_MATERIAL FOR THE TASK_:
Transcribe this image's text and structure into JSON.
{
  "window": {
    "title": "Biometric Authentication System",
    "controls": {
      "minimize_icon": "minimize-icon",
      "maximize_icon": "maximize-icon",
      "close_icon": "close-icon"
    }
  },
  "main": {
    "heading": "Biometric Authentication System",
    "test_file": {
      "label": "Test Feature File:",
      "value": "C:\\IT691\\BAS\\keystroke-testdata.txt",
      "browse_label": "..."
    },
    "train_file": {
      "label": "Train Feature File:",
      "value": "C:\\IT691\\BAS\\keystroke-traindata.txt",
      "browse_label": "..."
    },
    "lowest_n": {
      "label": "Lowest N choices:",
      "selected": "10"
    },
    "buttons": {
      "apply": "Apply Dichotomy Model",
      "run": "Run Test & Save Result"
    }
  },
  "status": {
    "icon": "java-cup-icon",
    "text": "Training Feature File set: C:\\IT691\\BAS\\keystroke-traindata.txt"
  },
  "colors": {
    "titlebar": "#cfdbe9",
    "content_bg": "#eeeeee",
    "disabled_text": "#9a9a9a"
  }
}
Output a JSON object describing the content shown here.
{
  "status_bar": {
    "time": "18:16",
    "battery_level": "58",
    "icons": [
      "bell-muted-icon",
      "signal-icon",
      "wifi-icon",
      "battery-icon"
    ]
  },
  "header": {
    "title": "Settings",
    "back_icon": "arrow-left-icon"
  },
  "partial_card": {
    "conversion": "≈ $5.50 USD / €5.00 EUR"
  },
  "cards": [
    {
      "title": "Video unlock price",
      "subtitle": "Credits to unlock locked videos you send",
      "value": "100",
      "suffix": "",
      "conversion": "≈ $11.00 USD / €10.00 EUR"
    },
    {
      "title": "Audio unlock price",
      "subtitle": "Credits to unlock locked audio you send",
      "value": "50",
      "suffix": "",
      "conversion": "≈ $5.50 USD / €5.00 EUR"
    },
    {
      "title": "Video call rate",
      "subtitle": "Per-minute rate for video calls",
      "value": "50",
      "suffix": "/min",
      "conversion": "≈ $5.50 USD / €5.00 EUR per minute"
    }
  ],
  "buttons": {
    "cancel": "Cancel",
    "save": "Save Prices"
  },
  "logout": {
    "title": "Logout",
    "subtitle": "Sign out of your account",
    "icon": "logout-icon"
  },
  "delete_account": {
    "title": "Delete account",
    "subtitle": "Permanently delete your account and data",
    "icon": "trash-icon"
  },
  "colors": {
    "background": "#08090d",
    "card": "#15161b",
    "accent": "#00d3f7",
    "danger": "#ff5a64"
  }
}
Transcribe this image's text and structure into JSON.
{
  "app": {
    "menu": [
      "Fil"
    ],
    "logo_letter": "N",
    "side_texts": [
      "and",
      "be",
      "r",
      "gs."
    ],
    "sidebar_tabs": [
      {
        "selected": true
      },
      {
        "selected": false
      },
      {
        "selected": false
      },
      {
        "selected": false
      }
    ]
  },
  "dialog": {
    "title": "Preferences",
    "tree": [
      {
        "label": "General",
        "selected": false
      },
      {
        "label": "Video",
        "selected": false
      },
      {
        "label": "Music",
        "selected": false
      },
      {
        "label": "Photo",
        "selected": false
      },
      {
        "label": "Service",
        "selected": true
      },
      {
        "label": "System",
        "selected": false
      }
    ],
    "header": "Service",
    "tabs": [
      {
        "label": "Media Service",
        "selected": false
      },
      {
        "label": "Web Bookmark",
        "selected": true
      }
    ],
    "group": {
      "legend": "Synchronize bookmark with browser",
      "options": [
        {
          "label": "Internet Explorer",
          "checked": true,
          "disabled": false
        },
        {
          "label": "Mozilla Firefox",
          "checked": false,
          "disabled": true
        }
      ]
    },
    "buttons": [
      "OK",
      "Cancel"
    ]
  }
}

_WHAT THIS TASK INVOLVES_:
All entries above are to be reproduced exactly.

_SOLUTION FOR THIS TASK_:
Transcribe this image's text and structure into JSON.
{
  "window": {
    "title": "Biometric Authentication System",
    "controls": {
      "minimize_icon": "minimize-icon",
      "maximize_icon": "maximize-icon",
      "close_icon": "close-icon"
    }
  },
  "main": {
    "heading": "Biometric Authentication System",
    "test_file": {
      "label": "Test Feature File:",
      "value": "C:\\IT691\\BAS\\keystroke-testdata.txt",
      "browse_label": "..."
    },
    "train_file": {
      "label": "Train Feature File:",
      "value": "C:\\IT691\\BAS\\keystroke-traindata.txt",
      "browse_label": "..."
    },
    "lowest_n": {
      "label": "Lowest N choices:",
      "selected": "10"
    },
    "buttons": {
      "apply": "Apply Dichotomy Model",
      "run": "Run Test & Save Result"
    }
  },
  "status": {
    "icon": "java-cup-icon",
    "text": "Training Feature File set: C:\\IT691\\BAS\\keystroke-traindata.txt"
  },
  "colors": {
    "titlebar": "#cfdbe9",
    "content_bg": "#eeeeee",
    "disabled_text": "#9a9a9a"
  }
}
Output a JSON object describing the content shown here.
{
  "status_bar": {
    "time": "18:16",
    "battery_level": "58",
    "icons": [
      "bell-muted-icon",
      "signal-icon",
      "wifi-icon",
      "battery-icon"
    ]
  },
  "header": {
    "title": "Settings",
    "back_icon": "arrow-left-icon"
  },
  "partial_card": {
    "conversion": "≈ $5.50 USD / €5.00 EUR"
  },
  "cards": [
    {
      "title": "Video unlock price",
      "subtitle": "Credits to unlock locked videos you send",
      "value": "100",
      "suffix": "",
      "conversion": "≈ $11.00 USD / €10.00 EUR"
    },
    {
      "title": "Audio unlock price",
      "subtitle": "Credits to unlock locked audio you send",
      "value": "50",
      "suffix": "",
      "conversion": "≈ $5.50 USD / €5.00 EUR"
    },
    {
      "title": "Video call rate",
      "subtitle": "Per-minute rate for video calls",
      "value": "50",
      "suffix": "/min",
      "conversion": "≈ $5.50 USD / €5.00 EUR per minute"
    }
  ],
  "buttons": {
    "cancel": "Cancel",
    "save": "Save Prices"
  },
  "logout": {
    "title": "Logout",
    "subtitle": "Sign out of your account",
    "icon": "logout-icon"
  },
  "delete_account": {
    "title": "Delete account",
    "subtitle": "Permanently delete your account and data",
    "icon": "trash-icon"
  },
  "colors": {
    "background": "#08090d",
    "card": "#15161b",
    "accent": "#00d3f7",
    "danger": "#ff5a64"
  }
}
Transcribe this image's text and structure into JSON.
{
  "app": {
    "menu": [
      "Fil"
    ],
    "logo_letter": "N",
    "side_texts": [
      "and",
      "be",
      "r",
      "gs."
    ],
    "sidebar_tabs": [
      {
        "selected": true
      },
      {
        "selected": false
      },
      {
        "selected": false
      },
      {
        "selected": false
      }
    ]
  },
  "dialog": {
    "title": "Preferences",
    "tree": [
      {
        "label": "General",
        "selected": false
      },
      {
        "label": "Video",
        "selected": false
      },
      {
        "label": "Music",
        "selected": false
      },
      {
        "label": "Photo",
        "selected": false
      },
      {
        "label": "Service",
        "selected": true
      },
      {
        "label": "System",
        "selected": false
      }
    ],
    "header": "Service",
    "tabs": [
      {
        "label": "Media Service",
        "selected": false
      },
      {
        "label": "Web Bookmark",
        "selected": true
      }
    ],
    "group": {
      "legend": "Synchronize bookmark with browser",
      "options": [
        {
          "label": "Internet Explorer",
          "checked": true,
          "disabled": false
        },
        {
          "label": "Mozilla Firefox",
          "checked": false,
          "disabled": true
        }
      ]
    },
    "buttons": [
      "OK",
      "Cancel"
    ]
  }
}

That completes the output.